[Component data from apps and pages]
━━━━━━━━━━━━━━━━
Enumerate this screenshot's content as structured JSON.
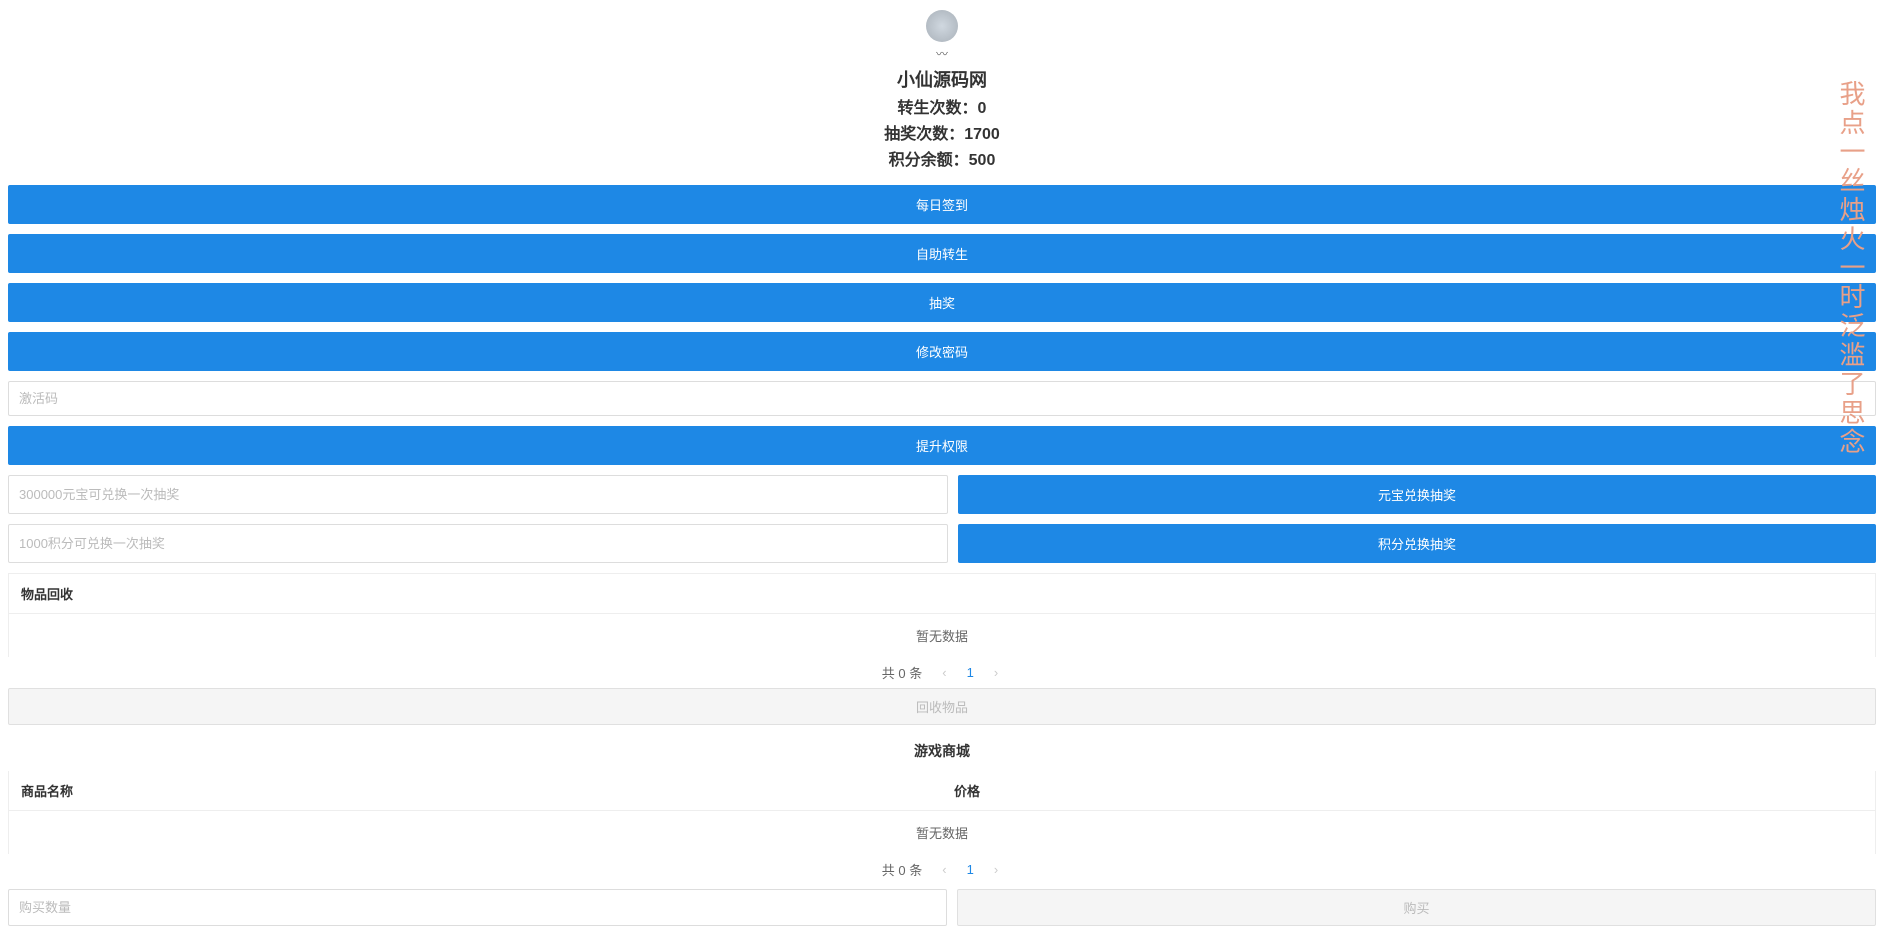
{
  "header": {
    "site_name": "小仙源码网",
    "rebirth_label": "转生次数：",
    "rebirth_value": "0",
    "lottery_label": "抽奖次数：",
    "lottery_value": "1700",
    "points_label": "积分余额：",
    "points_value": "500"
  },
  "buttons": {
    "daily_signin": "每日签到",
    "self_rebirth": "自助转生",
    "lottery": "抽奖",
    "change_password": "修改密码",
    "upgrade_permission": "提升权限",
    "yuanbao_exchange": "元宝兑换抽奖",
    "points_exchange": "积分兑换抽奖",
    "recycle_item": "回收物品",
    "buy": "购买"
  },
  "inputs": {
    "activation_placeholder": "激活码",
    "yuanbao_placeholder": "300000元宝可兑换一次抽奖",
    "points_placeholder": "1000积分可兑换一次抽奖",
    "buy_qty_placeholder": "购买数量"
  },
  "recycle": {
    "title": "物品回收",
    "empty": "暂无数据",
    "page_info": "共 0 条",
    "page_num": "1"
  },
  "shop": {
    "title": "游戏商城",
    "col_name": "商品名称",
    "col_price": "价格",
    "empty": "暂无数据",
    "page_info": "共 0 条",
    "page_num": "1"
  },
  "side_poem": "我点一丝烛火一时泛滥了思念"
}
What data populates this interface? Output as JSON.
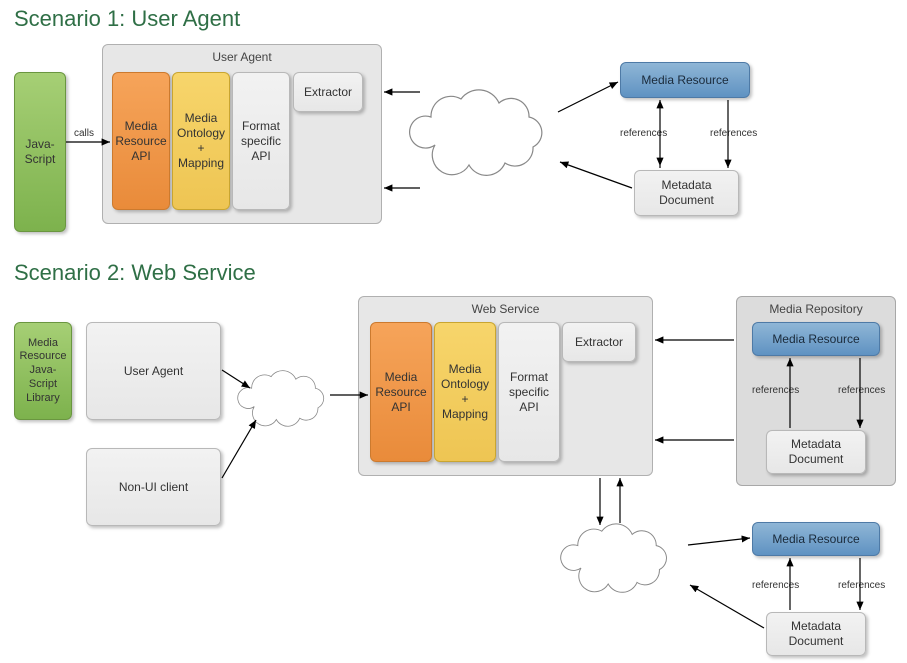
{
  "scenario1": {
    "title": "Scenario 1: User Agent",
    "javascript_box": "Java-\nScript",
    "panel_label": "User Agent",
    "media_resource_api": "Media\nResource\nAPI",
    "media_ontology_mapping": "Media\nOntology\n+\nMapping",
    "format_specific_api": "Format\nspecific\nAPI",
    "extractor": "Extractor",
    "media_resource": "Media Resource",
    "metadata_document": "Metadata\nDocument",
    "calls_label": "calls",
    "references_label_left": "references",
    "references_label_right": "references"
  },
  "scenario2": {
    "title": "Scenario 2: Web Service",
    "js_library_box": "Media\nResource\nJava-\nScript\nLibrary",
    "user_agent_box": "User Agent",
    "non_ui_client_box": "Non-UI client",
    "web_service_panel_label": "Web Service",
    "media_repository_panel_label": "Media Repository",
    "media_resource_api": "Media\nResource\nAPI",
    "media_ontology_mapping": "Media\nOntology\n+\nMapping",
    "format_specific_api": "Format\nspecific\nAPI",
    "extractor": "Extractor",
    "media_resource_repo": "Media Resource",
    "metadata_document_repo": "Metadata\nDocument",
    "media_resource_free": "Media Resource",
    "metadata_document_free": "Metadata\nDocument",
    "references_label_repo_left": "references",
    "references_label_repo_right": "references",
    "references_label_free_left": "references",
    "references_label_free_right": "references"
  }
}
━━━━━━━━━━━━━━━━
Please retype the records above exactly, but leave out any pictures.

Answer for the task:
Enumerate this screenshot's content as structured JSON.
{
  "header": {
    "site_name": "小仙源码网",
    "rebirth_label": "转生次数：",
    "rebirth_value": "0",
    "lottery_label": "抽奖次数：",
    "lottery_value": "1700",
    "points_label": "积分余额：",
    "points_value": "500"
  },
  "buttons": {
    "daily_signin": "每日签到",
    "self_rebirth": "自助转生",
    "lottery": "抽奖",
    "change_password": "修改密码",
    "upgrade_permission": "提升权限",
    "yuanbao_exchange": "元宝兑换抽奖",
    "points_exchange": "积分兑换抽奖",
    "recycle_item": "回收物品",
    "buy": "购买"
  },
  "inputs": {
    "activation_placeholder": "激活码",
    "yuanbao_placeholder": "300000元宝可兑换一次抽奖",
    "points_placeholder": "1000积分可兑换一次抽奖",
    "buy_qty_placeholder": "购买数量"
  },
  "recycle": {
    "title": "物品回收",
    "empty": "暂无数据",
    "page_info": "共 0 条",
    "page_num": "1"
  },
  "shop": {
    "title": "游戏商城",
    "col_name": "商品名称",
    "col_price": "价格",
    "empty": "暂无数据",
    "page_info": "共 0 条",
    "page_num": "1"
  },
  "side_poem": "我点一丝烛火一时泛滥了思念"
}
What data populates this interface? Output as JSON.
{
  "scenario1": {
    "title": "Scenario 1: User Agent",
    "javascript_box": "Java-\nScript",
    "panel_label": "User Agent",
    "media_resource_api": "Media\nResource\nAPI",
    "media_ontology_mapping": "Media\nOntology\n+\nMapping",
    "format_specific_api": "Format\nspecific\nAPI",
    "extractor": "Extractor",
    "media_resource": "Media Resource",
    "metadata_document": "Metadata\nDocument",
    "calls_label": "calls",
    "references_label_left": "references",
    "references_label_right": "references"
  },
  "scenario2": {
    "title": "Scenario 2: Web Service",
    "js_library_box": "Media\nResource\nJava-\nScript\nLibrary",
    "user_agent_box": "User Agent",
    "non_ui_client_box": "Non-UI client",
    "web_service_panel_label": "Web Service",
    "media_repository_panel_label": "Media Repository",
    "media_resource_api": "Media\nResource\nAPI",
    "media_ontology_mapping": "Media\nOntology\n+\nMapping",
    "format_specific_api": "Format\nspecific\nAPI",
    "extractor": "Extractor",
    "media_resource_repo": "Media Resource",
    "metadata_document_repo": "Metadata\nDocument",
    "media_resource_free": "Media Resource",
    "metadata_document_free": "Metadata\nDocument",
    "references_label_repo_left": "references",
    "references_label_repo_right": "references",
    "references_label_free_left": "references",
    "references_label_free_right": "references"
  }
}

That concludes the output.